> Task brief
Taking the material as a whole, state how many of its lines contain "JSON". Write the number and nothing more.

▼

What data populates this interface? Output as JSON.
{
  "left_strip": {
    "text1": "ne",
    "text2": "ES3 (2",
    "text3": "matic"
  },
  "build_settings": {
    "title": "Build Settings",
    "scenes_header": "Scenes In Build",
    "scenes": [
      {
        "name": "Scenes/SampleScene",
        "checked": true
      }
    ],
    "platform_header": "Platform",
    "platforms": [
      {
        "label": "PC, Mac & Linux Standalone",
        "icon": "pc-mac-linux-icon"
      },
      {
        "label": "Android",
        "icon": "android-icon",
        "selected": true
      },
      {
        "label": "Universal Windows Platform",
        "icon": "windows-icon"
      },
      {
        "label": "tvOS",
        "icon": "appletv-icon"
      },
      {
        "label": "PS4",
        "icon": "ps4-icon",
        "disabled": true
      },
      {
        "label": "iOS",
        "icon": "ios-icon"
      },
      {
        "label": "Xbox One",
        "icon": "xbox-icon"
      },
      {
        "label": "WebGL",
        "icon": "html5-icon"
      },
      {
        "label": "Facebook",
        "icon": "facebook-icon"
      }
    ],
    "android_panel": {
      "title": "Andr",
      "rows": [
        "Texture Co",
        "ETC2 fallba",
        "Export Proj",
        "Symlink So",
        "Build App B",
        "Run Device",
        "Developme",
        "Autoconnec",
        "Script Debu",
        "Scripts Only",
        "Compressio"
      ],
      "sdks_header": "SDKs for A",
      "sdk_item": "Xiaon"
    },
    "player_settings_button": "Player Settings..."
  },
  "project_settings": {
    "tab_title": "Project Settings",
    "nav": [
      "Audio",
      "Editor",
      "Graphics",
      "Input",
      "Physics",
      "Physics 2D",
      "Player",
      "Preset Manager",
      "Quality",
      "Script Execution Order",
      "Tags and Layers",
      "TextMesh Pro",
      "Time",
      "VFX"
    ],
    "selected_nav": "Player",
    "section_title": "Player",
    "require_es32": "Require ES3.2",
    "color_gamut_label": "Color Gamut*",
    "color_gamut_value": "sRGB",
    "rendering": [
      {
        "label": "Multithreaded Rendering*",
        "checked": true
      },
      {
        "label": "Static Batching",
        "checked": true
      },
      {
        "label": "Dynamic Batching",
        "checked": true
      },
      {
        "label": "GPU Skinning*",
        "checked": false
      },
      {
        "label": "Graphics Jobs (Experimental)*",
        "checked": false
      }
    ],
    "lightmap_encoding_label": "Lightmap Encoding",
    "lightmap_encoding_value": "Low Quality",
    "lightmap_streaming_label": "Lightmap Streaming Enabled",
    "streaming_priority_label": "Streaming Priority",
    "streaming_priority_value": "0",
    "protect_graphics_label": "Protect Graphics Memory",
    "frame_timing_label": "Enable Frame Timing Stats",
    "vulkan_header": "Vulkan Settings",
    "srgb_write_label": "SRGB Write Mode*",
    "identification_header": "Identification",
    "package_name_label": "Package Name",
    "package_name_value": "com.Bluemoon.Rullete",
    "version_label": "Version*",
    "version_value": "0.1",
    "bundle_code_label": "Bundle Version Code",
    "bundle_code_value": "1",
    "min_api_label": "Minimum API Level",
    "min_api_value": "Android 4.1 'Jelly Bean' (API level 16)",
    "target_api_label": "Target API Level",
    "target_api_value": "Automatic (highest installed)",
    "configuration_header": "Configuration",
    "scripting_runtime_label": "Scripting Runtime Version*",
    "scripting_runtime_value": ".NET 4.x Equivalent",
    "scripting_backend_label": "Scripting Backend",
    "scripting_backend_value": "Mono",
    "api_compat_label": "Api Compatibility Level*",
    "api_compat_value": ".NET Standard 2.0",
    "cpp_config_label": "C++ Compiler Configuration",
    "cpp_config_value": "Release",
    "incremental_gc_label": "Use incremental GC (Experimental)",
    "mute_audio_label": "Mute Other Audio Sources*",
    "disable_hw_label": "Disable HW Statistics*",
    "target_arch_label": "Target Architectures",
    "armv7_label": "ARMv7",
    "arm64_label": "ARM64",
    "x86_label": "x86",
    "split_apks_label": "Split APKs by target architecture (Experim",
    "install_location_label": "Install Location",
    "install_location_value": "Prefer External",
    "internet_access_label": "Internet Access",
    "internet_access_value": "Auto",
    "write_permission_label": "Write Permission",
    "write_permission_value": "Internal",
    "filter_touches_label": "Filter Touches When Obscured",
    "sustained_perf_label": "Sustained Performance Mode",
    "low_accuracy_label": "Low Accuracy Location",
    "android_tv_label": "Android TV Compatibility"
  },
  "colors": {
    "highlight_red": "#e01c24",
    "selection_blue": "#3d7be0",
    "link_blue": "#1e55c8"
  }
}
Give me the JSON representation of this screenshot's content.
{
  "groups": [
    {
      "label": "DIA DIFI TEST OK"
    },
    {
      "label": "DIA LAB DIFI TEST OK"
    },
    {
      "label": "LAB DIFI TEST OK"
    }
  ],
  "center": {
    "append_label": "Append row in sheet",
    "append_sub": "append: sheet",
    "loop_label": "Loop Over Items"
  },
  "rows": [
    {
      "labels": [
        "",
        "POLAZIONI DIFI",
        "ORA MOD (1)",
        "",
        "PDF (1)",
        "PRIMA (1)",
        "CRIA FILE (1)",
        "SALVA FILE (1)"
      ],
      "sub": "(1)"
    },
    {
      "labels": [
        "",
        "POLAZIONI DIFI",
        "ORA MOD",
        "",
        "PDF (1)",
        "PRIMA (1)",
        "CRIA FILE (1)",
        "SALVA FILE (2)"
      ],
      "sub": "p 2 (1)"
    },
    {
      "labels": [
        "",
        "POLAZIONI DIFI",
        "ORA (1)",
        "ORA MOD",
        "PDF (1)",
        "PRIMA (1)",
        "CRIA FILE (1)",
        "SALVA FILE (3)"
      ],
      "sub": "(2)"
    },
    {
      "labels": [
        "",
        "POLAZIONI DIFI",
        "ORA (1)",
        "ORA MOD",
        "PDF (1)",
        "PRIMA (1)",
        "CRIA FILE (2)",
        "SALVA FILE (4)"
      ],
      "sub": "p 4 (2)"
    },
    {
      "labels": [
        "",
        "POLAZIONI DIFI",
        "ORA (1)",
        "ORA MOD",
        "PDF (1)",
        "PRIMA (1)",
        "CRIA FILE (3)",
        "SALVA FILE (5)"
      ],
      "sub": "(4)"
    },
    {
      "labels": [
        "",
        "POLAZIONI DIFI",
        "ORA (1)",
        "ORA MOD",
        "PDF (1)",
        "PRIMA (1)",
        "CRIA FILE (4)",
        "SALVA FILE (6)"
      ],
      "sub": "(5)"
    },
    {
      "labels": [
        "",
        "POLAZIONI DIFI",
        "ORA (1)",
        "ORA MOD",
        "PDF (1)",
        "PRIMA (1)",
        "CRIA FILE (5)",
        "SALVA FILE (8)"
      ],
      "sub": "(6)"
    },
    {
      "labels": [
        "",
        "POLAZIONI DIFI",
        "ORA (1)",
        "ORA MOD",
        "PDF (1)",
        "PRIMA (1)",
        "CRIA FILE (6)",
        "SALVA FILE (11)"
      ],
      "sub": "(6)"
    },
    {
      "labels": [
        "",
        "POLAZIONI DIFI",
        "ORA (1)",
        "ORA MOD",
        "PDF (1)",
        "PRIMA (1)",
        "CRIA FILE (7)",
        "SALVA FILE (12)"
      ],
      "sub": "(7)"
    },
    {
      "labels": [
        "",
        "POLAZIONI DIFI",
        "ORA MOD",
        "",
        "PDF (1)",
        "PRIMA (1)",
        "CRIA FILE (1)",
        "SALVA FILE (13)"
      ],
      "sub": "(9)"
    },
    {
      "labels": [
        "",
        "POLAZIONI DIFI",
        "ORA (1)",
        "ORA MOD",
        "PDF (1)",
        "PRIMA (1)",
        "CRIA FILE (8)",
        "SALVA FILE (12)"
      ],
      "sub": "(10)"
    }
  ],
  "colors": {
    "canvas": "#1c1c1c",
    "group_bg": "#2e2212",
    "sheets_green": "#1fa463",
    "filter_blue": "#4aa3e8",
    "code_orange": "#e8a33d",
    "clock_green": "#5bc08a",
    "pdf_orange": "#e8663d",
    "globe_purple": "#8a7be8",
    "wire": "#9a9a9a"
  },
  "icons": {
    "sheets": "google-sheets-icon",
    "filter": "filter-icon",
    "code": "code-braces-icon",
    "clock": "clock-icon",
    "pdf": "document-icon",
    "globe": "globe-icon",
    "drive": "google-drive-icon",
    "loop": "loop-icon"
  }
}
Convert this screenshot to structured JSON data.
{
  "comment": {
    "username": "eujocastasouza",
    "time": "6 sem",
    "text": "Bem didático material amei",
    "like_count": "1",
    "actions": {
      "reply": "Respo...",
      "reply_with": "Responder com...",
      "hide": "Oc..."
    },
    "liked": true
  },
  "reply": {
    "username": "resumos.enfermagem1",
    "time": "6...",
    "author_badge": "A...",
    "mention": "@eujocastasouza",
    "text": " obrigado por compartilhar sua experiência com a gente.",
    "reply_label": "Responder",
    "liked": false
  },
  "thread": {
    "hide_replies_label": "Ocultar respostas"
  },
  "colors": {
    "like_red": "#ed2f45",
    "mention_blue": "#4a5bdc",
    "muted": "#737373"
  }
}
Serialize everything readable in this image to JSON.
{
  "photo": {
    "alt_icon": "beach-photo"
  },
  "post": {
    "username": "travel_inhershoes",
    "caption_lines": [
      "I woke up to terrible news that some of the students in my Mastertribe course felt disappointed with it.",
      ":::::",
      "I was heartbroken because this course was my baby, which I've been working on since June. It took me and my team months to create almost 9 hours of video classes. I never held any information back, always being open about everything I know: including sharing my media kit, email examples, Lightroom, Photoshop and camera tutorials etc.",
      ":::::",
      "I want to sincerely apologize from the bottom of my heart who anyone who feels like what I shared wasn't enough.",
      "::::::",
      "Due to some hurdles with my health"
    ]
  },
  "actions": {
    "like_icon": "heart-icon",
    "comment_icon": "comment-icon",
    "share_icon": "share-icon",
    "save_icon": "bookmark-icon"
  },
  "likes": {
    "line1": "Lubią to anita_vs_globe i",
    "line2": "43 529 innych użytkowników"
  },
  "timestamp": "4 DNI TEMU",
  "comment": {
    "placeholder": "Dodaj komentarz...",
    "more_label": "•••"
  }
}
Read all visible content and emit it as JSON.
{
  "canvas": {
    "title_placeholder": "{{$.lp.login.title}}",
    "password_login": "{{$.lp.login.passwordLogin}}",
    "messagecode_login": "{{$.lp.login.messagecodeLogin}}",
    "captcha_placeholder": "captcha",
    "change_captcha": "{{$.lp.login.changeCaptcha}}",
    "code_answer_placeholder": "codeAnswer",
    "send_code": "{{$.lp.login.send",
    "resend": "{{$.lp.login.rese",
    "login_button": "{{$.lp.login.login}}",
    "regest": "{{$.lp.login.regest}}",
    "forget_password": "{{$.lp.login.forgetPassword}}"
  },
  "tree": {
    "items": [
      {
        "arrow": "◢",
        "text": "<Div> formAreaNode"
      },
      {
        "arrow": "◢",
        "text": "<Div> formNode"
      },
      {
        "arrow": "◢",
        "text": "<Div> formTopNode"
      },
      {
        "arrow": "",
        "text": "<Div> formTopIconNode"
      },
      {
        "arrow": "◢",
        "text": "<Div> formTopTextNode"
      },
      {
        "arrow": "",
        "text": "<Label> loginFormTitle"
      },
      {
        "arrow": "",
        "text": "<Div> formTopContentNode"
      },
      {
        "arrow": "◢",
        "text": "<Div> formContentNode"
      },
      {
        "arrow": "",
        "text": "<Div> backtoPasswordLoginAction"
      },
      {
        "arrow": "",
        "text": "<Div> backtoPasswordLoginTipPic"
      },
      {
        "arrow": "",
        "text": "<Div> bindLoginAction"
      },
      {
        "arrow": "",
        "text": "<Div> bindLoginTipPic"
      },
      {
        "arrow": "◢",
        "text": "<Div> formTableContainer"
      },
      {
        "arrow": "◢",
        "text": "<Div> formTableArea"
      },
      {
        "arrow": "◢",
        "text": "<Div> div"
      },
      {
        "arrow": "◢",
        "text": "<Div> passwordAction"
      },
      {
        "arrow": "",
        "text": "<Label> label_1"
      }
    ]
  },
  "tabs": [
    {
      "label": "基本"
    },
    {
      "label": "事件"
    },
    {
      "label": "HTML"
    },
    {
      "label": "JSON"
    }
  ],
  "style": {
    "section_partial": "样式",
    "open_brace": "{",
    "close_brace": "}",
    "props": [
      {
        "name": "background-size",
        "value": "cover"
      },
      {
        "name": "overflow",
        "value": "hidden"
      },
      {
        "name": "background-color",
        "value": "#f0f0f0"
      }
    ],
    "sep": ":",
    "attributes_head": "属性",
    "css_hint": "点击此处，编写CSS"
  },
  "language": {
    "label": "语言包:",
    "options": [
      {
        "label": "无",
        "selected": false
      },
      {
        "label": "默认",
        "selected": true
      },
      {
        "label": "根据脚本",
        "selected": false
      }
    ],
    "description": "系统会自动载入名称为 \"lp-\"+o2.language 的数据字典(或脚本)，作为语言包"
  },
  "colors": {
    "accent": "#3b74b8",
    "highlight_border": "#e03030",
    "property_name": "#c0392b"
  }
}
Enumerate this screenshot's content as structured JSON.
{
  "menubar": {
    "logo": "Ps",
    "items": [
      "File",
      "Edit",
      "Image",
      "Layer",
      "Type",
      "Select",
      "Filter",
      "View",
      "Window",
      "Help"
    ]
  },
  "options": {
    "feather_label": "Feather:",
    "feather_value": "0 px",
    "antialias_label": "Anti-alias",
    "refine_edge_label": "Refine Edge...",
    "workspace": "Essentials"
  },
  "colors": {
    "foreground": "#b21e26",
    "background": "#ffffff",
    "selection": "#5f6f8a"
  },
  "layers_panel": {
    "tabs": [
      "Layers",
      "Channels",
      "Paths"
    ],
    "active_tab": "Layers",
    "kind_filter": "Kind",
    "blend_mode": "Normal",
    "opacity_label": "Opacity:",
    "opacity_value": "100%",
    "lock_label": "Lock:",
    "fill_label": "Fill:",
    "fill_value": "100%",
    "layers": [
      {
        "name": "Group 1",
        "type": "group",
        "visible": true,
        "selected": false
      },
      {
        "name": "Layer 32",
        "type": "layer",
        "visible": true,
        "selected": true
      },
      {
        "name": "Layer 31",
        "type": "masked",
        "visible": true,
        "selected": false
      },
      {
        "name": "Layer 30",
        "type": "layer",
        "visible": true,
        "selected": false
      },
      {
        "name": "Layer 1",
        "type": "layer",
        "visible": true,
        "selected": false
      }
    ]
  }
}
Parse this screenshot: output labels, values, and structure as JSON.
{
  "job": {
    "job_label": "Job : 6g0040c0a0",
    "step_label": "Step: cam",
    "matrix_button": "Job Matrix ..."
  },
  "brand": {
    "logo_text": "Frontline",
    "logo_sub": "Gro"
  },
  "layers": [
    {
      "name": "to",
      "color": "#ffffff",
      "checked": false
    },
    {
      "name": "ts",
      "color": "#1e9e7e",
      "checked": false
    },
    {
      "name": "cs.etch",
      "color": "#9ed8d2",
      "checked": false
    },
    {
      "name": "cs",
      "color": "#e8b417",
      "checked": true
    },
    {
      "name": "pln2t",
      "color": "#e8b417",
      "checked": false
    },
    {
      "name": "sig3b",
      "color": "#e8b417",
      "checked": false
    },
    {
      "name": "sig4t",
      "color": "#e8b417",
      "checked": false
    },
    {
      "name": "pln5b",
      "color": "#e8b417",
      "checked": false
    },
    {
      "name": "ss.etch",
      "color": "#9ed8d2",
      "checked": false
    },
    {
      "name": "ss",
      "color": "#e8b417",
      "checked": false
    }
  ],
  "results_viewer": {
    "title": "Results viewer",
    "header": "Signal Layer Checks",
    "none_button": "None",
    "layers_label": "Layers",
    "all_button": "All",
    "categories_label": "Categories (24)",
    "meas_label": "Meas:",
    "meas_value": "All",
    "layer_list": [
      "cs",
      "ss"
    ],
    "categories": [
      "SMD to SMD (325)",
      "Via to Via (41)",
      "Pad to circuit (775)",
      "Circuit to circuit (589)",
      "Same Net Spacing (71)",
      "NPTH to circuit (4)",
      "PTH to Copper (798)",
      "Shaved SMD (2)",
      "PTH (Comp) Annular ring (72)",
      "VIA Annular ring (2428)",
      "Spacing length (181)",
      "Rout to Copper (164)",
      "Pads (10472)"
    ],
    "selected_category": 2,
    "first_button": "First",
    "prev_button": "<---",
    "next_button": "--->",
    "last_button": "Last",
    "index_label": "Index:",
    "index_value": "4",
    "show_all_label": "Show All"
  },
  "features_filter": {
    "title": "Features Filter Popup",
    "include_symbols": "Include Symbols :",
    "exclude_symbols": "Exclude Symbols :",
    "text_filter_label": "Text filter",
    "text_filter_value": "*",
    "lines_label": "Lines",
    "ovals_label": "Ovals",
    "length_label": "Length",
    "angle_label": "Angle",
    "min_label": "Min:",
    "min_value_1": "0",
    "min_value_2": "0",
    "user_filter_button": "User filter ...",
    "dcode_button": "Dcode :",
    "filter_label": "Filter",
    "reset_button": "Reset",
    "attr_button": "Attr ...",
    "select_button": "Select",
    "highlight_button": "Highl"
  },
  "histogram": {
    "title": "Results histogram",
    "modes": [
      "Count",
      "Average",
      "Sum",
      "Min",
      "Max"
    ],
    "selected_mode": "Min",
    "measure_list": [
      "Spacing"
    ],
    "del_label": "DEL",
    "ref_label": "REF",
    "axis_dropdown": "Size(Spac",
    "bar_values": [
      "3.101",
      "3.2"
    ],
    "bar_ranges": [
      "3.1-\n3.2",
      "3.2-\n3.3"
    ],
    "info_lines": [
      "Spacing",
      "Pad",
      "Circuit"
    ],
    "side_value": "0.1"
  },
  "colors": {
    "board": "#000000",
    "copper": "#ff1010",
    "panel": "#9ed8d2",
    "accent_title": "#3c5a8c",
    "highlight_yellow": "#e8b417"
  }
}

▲

> Your response
8